If you would like your tenants to leave, you should give them enough notice and information. The type of information you need to supply depends on your tenancy agreement.
Assured shorthold tenancies (ASTs)
You can take back your property without a given reason, as long as all the following apply:
- You have a deposit protection scheme for your tenant
- You have given your tenant two months written notice ("notice to quit")
- The date to leave must be 6 months after the original tenancy began
- They have a periodic or fixed-term tenancy (without asking them to leave before the fixed date)
During fixed term tenancy you can ask them to leave if:
- Your tenants are behind in payments
- They are using the property for illegal purposes
The notice varies from two weeks to two months, depending on the reason.
Excluded tenancies or licences

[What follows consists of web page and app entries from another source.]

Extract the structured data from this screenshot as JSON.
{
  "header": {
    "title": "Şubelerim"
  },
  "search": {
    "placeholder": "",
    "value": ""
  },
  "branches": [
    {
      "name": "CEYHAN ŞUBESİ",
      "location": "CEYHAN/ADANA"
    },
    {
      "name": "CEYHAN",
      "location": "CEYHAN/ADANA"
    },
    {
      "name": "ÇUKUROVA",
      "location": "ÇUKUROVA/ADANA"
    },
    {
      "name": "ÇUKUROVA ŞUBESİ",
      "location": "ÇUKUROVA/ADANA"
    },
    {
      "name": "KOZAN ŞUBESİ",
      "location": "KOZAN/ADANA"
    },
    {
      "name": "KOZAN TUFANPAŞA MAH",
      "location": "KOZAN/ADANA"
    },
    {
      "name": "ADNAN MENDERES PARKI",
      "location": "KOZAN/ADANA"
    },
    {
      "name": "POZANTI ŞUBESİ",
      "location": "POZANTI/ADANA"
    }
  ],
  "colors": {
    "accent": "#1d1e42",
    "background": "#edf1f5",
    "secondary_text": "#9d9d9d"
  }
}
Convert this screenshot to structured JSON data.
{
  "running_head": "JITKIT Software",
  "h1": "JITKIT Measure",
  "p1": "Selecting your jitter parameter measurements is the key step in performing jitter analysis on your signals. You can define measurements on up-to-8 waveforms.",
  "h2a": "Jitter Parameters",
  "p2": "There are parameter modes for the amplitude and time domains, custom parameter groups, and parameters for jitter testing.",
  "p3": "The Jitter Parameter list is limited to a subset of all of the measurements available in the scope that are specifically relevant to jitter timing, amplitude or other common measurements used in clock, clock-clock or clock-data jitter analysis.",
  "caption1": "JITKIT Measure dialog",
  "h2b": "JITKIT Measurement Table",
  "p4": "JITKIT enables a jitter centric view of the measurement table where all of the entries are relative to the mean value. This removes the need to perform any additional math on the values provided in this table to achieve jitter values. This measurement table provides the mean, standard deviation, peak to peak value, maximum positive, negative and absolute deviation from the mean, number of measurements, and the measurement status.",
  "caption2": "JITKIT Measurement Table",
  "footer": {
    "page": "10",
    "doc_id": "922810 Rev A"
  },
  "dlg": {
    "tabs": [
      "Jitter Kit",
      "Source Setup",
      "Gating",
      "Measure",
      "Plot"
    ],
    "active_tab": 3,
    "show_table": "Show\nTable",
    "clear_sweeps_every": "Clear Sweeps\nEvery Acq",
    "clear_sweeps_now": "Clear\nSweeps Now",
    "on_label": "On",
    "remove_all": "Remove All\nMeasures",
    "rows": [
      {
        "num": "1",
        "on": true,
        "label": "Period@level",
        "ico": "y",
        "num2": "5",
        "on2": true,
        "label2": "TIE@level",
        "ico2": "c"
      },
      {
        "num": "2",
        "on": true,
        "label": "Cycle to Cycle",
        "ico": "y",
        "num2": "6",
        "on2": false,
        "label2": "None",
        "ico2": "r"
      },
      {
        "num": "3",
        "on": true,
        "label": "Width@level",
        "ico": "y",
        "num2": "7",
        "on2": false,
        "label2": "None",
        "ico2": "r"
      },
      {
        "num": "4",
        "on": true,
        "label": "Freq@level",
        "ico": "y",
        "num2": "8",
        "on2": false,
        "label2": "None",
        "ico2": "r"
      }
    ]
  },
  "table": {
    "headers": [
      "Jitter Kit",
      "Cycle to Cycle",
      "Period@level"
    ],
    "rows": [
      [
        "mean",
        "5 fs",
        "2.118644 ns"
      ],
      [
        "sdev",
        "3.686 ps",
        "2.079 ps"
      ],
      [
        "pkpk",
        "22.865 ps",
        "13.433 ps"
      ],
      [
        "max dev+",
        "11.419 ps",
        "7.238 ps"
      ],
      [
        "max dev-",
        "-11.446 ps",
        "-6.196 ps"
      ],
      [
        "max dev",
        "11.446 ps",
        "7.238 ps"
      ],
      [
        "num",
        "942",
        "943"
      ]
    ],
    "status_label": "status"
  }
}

If you live with a lodger and share rooms, you will likely have an excluded tenancy or licence.
You only need to give "reasonable notice" to quit, usually the rent payment period. So if you pay weekly, one-week notice.
This does not have to be in writing.
Non-excluded tenancy or licence
You can end the tenancy at any time by serving a written "notice to quit". The notice period depends on the tenancy, but usually for four weeks.
If your tenant does not leave
You cannot remove them by force. If the notice period expires and they have not left the property, you can start the process of eviction through the courts.
We are unable to offer legal advice in these matters and any information on these pages does not constitute legal advice. For up to date information and guidance please visit GOV.UK.